Dr. Anthony Fauci, who heads research on infectious diseases at the National Institutes of Health, is more sanguine than his counterparts at WHO.
"I can say with confidence that we will have a vaccine that we will be making a decision on in the fall," he said.
Quest Imaging Solutions provides all major brands of surgical c-arms (new and refurbished) and carries a large inventory for purchase or rent. With over 20 years in the medical equipment business we can help you fulfill your equipment needs
Dr. Fauci said no vaccine will be released to the public unless it is proven safe. Clinical trials could begin in August. Researchers will then decide how much medicine is needed, he said.
People Must Take Responsibility
Officials say there is only so much they can do, even with the best vaccine and antiviral medicines. They say people must take responsibility for their own health by washing their hands, coughing into their sleeves, and throwing away tissues after sneezing into them.
Meanwhile, the U.S. has stockpiled 50 million courses of a broad flu-fighting medication for Federal distribution and another 22 million courses to give to states.
"We want to make sure we're not promoting panic, but we are promoting vigilance and preparation," President Obama said.
Secretary of Health and Human Services Kathleen Sebelius said government agencies at every level are preparing a defense against the H1N1 flu as well as the seasonal flu.
The U.S. government has allocated $350 million to help the country prepare for the H1N1 flu virus as well as the seasonal flu. Disputing WHO's prediction that a vaccine could be delayed until year's end, U.S. officials say a vaccine for the H1N1 flu could be available by October before the flu season starts in the Northern Hemisphere.
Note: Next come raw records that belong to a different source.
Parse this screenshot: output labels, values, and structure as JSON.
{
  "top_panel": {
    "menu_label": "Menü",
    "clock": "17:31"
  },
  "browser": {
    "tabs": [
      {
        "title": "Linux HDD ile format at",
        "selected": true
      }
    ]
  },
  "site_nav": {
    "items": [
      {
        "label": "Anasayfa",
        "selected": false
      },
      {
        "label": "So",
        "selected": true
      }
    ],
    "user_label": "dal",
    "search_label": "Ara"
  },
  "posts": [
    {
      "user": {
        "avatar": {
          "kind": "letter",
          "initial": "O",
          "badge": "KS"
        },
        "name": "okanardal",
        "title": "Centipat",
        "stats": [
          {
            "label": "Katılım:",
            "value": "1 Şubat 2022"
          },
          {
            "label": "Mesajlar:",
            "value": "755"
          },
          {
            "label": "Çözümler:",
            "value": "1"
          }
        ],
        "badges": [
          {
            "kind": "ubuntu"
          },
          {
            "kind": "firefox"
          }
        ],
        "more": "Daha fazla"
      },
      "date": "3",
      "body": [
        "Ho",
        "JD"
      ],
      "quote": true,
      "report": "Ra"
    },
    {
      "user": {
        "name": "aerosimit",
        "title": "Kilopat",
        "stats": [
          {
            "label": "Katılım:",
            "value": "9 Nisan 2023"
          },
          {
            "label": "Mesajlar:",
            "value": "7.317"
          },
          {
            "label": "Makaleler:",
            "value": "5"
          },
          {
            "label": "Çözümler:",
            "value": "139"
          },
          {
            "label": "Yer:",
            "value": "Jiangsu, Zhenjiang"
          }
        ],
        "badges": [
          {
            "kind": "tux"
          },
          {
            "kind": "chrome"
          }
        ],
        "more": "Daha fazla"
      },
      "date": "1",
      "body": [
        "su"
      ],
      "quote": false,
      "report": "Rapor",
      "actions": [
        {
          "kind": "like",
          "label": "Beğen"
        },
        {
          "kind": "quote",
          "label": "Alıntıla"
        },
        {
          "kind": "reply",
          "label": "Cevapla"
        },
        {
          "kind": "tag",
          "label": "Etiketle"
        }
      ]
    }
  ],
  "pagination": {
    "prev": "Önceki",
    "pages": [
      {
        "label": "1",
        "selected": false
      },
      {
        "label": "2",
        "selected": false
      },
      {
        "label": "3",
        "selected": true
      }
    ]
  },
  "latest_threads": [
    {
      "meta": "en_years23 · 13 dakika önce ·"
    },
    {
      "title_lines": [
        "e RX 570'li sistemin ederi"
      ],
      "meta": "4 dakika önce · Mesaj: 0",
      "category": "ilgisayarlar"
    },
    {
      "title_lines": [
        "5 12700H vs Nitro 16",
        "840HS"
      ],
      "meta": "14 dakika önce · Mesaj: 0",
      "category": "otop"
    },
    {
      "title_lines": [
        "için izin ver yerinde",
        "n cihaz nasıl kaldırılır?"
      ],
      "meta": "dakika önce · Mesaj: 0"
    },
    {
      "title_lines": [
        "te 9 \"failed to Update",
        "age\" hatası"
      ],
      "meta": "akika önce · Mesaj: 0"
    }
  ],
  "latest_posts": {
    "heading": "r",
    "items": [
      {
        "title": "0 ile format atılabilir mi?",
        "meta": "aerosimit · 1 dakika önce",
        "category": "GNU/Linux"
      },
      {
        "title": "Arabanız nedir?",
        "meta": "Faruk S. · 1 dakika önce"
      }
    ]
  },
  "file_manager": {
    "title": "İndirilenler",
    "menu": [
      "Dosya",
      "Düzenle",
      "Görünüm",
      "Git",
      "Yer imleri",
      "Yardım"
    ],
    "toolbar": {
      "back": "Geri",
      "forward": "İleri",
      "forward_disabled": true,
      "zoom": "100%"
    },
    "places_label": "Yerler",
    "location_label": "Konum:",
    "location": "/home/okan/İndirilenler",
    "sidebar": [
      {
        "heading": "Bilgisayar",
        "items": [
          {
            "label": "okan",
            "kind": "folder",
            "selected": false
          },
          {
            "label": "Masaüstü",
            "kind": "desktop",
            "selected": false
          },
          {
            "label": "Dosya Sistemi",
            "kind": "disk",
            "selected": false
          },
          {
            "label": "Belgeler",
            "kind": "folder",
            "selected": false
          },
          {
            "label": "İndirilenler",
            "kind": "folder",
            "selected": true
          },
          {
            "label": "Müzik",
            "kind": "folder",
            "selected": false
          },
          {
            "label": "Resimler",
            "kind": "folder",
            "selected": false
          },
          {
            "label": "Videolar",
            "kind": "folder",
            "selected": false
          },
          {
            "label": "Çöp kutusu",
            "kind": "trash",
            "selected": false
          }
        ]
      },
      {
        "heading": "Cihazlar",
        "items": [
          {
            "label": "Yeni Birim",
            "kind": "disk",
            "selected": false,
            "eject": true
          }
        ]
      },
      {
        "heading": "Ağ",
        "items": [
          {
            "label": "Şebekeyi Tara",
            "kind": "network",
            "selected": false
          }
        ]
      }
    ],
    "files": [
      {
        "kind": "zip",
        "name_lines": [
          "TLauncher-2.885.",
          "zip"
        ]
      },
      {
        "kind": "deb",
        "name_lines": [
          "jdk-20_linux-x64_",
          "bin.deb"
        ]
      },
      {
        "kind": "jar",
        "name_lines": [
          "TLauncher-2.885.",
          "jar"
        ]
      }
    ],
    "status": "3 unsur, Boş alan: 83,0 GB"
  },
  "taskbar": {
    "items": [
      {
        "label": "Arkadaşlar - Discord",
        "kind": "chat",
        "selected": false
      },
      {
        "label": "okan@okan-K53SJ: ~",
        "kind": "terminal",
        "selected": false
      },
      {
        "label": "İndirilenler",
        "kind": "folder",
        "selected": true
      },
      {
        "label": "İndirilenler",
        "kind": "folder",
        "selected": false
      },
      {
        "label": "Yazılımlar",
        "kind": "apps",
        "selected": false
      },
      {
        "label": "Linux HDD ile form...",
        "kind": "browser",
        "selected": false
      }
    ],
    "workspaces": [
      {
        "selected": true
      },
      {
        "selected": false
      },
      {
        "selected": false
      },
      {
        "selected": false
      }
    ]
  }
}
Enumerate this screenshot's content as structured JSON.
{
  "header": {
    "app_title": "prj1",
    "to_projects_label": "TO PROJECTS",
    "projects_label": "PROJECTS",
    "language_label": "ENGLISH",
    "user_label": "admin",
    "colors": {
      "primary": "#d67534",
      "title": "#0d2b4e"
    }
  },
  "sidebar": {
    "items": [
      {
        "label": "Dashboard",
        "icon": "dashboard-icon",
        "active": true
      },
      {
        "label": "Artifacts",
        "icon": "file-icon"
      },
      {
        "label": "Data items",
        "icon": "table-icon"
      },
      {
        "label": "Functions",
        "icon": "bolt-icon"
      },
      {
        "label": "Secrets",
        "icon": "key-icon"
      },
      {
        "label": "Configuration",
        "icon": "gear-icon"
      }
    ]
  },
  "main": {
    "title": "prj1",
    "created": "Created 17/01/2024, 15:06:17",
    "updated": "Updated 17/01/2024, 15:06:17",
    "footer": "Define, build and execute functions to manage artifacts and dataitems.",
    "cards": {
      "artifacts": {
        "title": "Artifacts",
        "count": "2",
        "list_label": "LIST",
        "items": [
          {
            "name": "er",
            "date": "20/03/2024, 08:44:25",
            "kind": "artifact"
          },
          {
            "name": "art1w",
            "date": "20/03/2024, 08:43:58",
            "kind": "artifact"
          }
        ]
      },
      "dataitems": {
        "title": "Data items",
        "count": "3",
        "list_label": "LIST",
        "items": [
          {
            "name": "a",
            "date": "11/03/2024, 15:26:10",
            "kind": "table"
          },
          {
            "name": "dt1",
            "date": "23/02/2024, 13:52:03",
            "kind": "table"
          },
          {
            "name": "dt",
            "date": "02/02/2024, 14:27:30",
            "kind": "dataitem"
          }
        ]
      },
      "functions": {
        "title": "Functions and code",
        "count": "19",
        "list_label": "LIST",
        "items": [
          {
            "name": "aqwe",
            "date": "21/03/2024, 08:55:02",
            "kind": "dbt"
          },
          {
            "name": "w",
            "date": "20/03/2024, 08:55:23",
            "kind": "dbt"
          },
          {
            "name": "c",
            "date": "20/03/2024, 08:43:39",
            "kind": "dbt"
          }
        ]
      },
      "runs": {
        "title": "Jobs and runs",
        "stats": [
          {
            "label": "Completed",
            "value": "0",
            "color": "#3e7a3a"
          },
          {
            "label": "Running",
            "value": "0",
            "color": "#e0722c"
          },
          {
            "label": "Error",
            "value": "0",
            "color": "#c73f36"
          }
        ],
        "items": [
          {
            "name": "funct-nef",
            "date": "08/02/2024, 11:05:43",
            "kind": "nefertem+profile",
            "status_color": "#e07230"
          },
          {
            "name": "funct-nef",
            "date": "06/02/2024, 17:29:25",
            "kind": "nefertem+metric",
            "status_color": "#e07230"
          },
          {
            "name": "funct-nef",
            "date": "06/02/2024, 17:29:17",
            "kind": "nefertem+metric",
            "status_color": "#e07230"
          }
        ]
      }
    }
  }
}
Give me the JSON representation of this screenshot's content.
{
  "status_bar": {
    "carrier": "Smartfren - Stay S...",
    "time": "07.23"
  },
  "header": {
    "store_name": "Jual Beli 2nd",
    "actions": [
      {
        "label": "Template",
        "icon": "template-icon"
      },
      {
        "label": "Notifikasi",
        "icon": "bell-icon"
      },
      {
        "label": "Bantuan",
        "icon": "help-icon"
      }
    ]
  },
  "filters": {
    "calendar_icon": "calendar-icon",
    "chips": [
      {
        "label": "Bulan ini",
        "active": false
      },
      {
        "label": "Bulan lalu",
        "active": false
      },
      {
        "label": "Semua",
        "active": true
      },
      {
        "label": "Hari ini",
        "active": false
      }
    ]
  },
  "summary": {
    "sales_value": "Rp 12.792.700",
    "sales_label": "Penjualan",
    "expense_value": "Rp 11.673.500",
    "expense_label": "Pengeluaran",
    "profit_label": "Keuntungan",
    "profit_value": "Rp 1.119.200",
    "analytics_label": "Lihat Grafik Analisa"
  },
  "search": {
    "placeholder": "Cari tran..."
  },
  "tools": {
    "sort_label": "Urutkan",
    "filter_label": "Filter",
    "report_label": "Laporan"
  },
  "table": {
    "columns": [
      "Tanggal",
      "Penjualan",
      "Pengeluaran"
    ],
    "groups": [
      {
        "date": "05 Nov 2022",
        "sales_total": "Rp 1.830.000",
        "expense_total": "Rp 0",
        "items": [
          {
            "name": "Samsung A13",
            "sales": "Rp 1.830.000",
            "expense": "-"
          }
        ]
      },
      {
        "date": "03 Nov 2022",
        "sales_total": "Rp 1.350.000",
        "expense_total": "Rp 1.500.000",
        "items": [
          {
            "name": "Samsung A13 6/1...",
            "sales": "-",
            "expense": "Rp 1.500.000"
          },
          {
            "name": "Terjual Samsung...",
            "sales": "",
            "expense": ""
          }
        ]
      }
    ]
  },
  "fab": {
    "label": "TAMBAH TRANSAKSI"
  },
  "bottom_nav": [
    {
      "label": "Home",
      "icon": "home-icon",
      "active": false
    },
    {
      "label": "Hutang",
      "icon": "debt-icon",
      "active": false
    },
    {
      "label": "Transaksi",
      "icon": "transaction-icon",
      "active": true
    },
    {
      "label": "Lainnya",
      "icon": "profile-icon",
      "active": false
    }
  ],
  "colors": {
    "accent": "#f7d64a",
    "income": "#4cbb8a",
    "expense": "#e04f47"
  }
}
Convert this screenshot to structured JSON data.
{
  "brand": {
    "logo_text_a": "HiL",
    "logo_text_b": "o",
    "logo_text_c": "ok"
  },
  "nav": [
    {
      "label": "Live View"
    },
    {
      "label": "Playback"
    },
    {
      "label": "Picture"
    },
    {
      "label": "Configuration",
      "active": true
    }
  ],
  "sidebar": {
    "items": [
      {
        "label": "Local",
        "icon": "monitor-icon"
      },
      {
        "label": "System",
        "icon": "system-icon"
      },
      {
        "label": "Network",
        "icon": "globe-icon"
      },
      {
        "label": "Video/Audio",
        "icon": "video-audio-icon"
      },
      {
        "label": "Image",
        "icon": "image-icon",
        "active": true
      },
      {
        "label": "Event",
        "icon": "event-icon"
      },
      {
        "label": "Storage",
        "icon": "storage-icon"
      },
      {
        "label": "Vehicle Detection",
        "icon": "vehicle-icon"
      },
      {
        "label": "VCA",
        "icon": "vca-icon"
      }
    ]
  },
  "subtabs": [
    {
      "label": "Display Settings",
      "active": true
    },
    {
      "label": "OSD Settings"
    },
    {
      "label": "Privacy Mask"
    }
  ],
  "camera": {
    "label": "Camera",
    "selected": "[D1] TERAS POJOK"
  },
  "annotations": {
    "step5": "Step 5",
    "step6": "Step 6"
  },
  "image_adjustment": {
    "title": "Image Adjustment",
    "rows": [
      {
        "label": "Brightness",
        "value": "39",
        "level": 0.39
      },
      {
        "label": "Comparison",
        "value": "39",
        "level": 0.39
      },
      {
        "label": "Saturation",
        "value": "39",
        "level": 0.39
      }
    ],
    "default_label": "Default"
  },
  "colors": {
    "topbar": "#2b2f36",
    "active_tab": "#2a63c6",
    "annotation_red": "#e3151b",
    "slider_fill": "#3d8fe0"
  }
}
Hospitals Taking Measures
When it first arrived on the scene, H1N1 was a big concern, because it was thought to have an airborne method of transmission, said Dr. Katie Passaretti, assistant professor of infectious diseases and hospital epidemiologist at Johns Hopkins, Bayview, in Baltimore. Johns Hopkins immediately began using N95 masks, which were thought to be able to prevent airborne transmission if the virus was in fact able to hang in the air.
"The epidemiology of the disease has since presented itself more and the
worry that there was airborne transmission involved has subsided," Dr. Passaretti told DOTmed News.
Stephen Streed, member of the board of the Association for Professionals
in Infection Control and system director of infection control at Lee Memorial Health System, Ft. Myers, FL, said that preventionists have a better understanding that H1N1 is very similar to the seasonal flu, in that it is spread by droplet contact from the respiratory tract, from hands and close contact. In order to prevent in-hospital transmission, Johns Hopkins and Lee Memorial emergency rooms screen all patients upon entry for signs of the flu, and then immediately mask and triage those patients. The same goes for Children's Healthcare of Atlanta, said J. Renee Watson, infection control manager at the pediatric hospital. Infection preventionists at these hospitals say that they were able to mobilize quickly because they already had robust pandemic plans in place.